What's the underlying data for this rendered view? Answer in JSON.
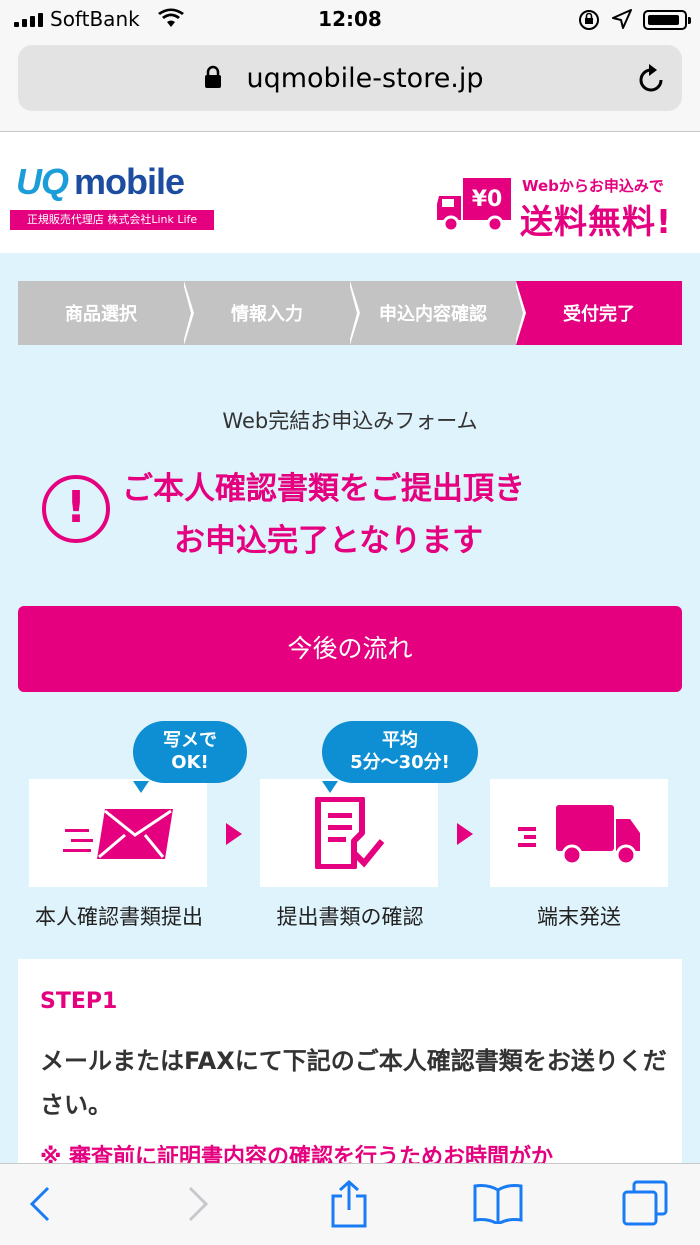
{
  "status_bar": {
    "carrier": "SoftBank",
    "time": "12:08"
  },
  "browser": {
    "url": "uqmobile-store.jp"
  },
  "header": {
    "logo_uq": "UQ",
    "logo_mobile": "mobile",
    "logo_sub": "正規販売代理店 株式会社Link Life",
    "promo_badge": "¥0",
    "promo_small": "Webからお申込みで",
    "promo_big": "送料無料!"
  },
  "steps": [
    {
      "label": "商品選択",
      "active": false
    },
    {
      "label": "情報入力",
      "active": false
    },
    {
      "label": "申込内容確認",
      "active": false
    },
    {
      "label": "受付完了",
      "active": true
    }
  ],
  "form": {
    "title": "Web完結お申込みフォーム",
    "alert_line1": "ご本人確認書類をご提出頂き",
    "alert_line2": "お申込完了となります",
    "flow_button": "今後の流れ"
  },
  "flow": {
    "bubble1": [
      "写メで",
      "OK!"
    ],
    "bubble2": [
      "平均",
      "5分〜30分!"
    ],
    "labels": [
      "本人確認書類提出",
      "提出書類の確認",
      "端末発送"
    ]
  },
  "step1": {
    "number": "STEP1",
    "text": "メールまたはFAXにて下記のご本人確認書類をお送りください。",
    "note": "※ 審査前に証明書内容の確認を行うためお時間がか"
  },
  "colors": {
    "accent": "#e4007f",
    "bubble": "#0e8fd4",
    "background": "#dff3fc"
  }
}
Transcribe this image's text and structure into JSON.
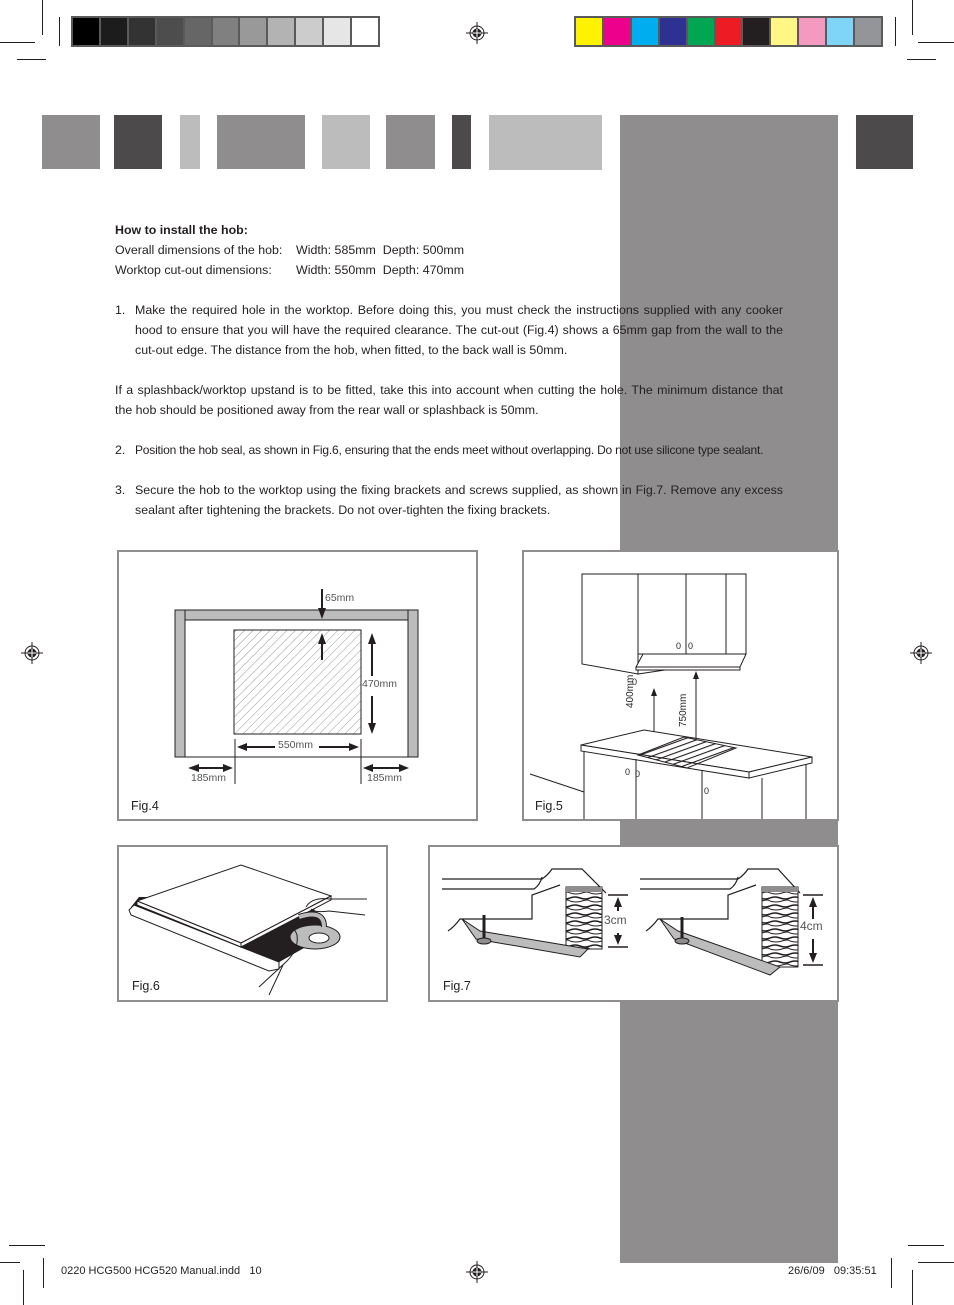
{
  "print_marks": {
    "grayscale_swatches": [
      "#000000",
      "#1c1c1c",
      "#333333",
      "#4d4d4d",
      "#666666",
      "#808080",
      "#999999",
      "#b3b3b3",
      "#cccccc",
      "#e6e6e6",
      "#ffffff"
    ],
    "color_swatches": [
      "#fff200",
      "#ec008c",
      "#00aeef",
      "#2e3192",
      "#00a651",
      "#ed1c24",
      "#231f20",
      "#fff685",
      "#f49ac1",
      "#7fd5f7",
      "#939598"
    ]
  },
  "header_tabs_colors": {
    "light": "#bcbcbc",
    "mid": "#8f8d8e",
    "dark": "#4d4a4b"
  },
  "content": {
    "heading": "How to install the hob:",
    "specs": [
      {
        "label": "Overall dimensions of the hob:",
        "value": "Width: 585mm  Depth: 500mm"
      },
      {
        "label": "Worktop cut-out dimensions:",
        "value": "Width: 550mm  Depth: 470mm"
      }
    ],
    "step1": {
      "num": "1.",
      "text": "Make the required hole in the worktop. Before doing this, you must check the instructions supplied with any cooker hood to ensure that you will have the required clearance. The cut-out (Fig.4) shows a 65mm gap from the wall to the cut-out edge. The distance from the hob, when fitted, to the back wall is 50mm."
    },
    "note": "If a splashback/worktop upstand is to be fitted, take this into account when cutting the hole. The minimum distance that the hob should be positioned away from the rear wall or splashback is 50mm.",
    "step2": {
      "num": "2.",
      "text": "Position the hob seal, as shown in Fig.6, ensuring that the ends meet without overlapping. Do not use silicone type sealant."
    },
    "step3": {
      "num": "3.",
      "text": "Secure the hob to the worktop using the fixing brackets and screws supplied, as shown in Fig.7. Remove any excess sealant after tightening the brackets. Do not over-tighten the fixing brackets."
    }
  },
  "figures": {
    "fig4": {
      "label": "Fig.4",
      "dim_top": "65mm",
      "dim_height": "470mm",
      "dim_width": "550mm",
      "dim_left": "185mm",
      "dim_right": "185mm"
    },
    "fig5": {
      "label": "Fig.5",
      "dim_cabinet": "400mm",
      "dim_hood": "750mm"
    },
    "fig6": {
      "label": "Fig.6"
    },
    "fig7": {
      "label": "Fig.7",
      "dim_left": "3cm",
      "dim_right": "4cm"
    }
  },
  "footer": {
    "file": "0220 HCG500 HCG520 Manual.indd   10",
    "timestamp": "26/6/09   09:35:51"
  }
}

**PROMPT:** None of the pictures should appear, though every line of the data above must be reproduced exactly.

**TASK SOLUTION:**
What's the underlying data for this rendered view? Answer in JSON.
{
  "status_bar": {
    "carrier": "SoftBank",
    "time": "12:08"
  },
  "browser": {
    "url": "uqmobile-store.jp"
  },
  "header": {
    "logo_uq": "UQ",
    "logo_mobile": "mobile",
    "logo_sub": "正規販売代理店 株式会社Link Life",
    "promo_badge": "¥0",
    "promo_small": "Webからお申込みで",
    "promo_big": "送料無料!"
  },
  "steps": [
    {
      "label": "商品選択",
      "active": false
    },
    {
      "label": "情報入力",
      "active": false
    },
    {
      "label": "申込内容確認",
      "active": false
    },
    {
      "label": "受付完了",
      "active": true
    }
  ],
  "form": {
    "title": "Web完結お申込みフォーム",
    "alert_line1": "ご本人確認書類をご提出頂き",
    "alert_line2": "お申込完了となります",
    "flow_button": "今後の流れ"
  },
  "flow": {
    "bubble1": [
      "写メで",
      "OK!"
    ],
    "bubble2": [
      "平均",
      "5分〜30分!"
    ],
    "labels": [
      "本人確認書類提出",
      "提出書類の確認",
      "端末発送"
    ]
  },
  "step1": {
    "number": "STEP1",
    "text": "メールまたはFAXにて下記のご本人確認書類をお送りください。",
    "note": "※ 審査前に証明書内容の確認を行うためお時間がか"
  },
  "colors": {
    "accent": "#e4007f",
    "bubble": "#0e8fd4",
    "background": "#dff3fc"
  }
}
Transcribe this image's text and structure into JSON.
{
  "print_marks": {
    "grayscale_swatches": [
      "#000000",
      "#1c1c1c",
      "#333333",
      "#4d4d4d",
      "#666666",
      "#808080",
      "#999999",
      "#b3b3b3",
      "#cccccc",
      "#e6e6e6",
      "#ffffff"
    ],
    "color_swatches": [
      "#fff200",
      "#ec008c",
      "#00aeef",
      "#2e3192",
      "#00a651",
      "#ed1c24",
      "#231f20",
      "#fff685",
      "#f49ac1",
      "#7fd5f7",
      "#939598"
    ]
  },
  "header_tabs_colors": {
    "light": "#bcbcbc",
    "mid": "#8f8d8e",
    "dark": "#4d4a4b"
  },
  "content": {
    "heading": "How to install the hob:",
    "specs": [
      {
        "label": "Overall dimensions of the hob:",
        "value": "Width: 585mm  Depth: 500mm"
      },
      {
        "label": "Worktop cut-out dimensions:",
        "value": "Width: 550mm  Depth: 470mm"
      }
    ],
    "step1": {
      "num": "1.",
      "text": "Make the required hole in the worktop. Before doing this, you must check the instructions supplied with any cooker hood to ensure that you will have the required clearance. The cut-out (Fig.4) shows a 65mm gap from the wall to the cut-out edge. The distance from the hob, when fitted, to the back wall is 50mm."
    },
    "note": "If a splashback/worktop upstand is to be fitted, take this into account when cutting the hole. The minimum distance that the hob should be positioned away from the rear wall or splashback is 50mm.",
    "step2": {
      "num": "2.",
      "text": "Position the hob seal, as shown in Fig.6, ensuring that the ends meet without overlapping. Do not use silicone type sealant."
    },
    "step3": {
      "num": "3.",
      "text": "Secure the hob to the worktop using the fixing brackets and screws supplied, as shown in Fig.7. Remove any excess sealant after tightening the brackets. Do not over-tighten the fixing brackets."
    }
  },
  "figures": {
    "fig4": {
      "label": "Fig.4",
      "dim_top": "65mm",
      "dim_height": "470mm",
      "dim_width": "550mm",
      "dim_left": "185mm",
      "dim_right": "185mm"
    },
    "fig5": {
      "label": "Fig.5",
      "dim_cabinet": "400mm",
      "dim_hood": "750mm"
    },
    "fig6": {
      "label": "Fig.6"
    },
    "fig7": {
      "label": "Fig.7",
      "dim_left": "3cm",
      "dim_right": "4cm"
    }
  },
  "footer": {
    "file": "0220 HCG500 HCG520 Manual.indd   10",
    "timestamp": "26/6/09   09:35:51"
  }
}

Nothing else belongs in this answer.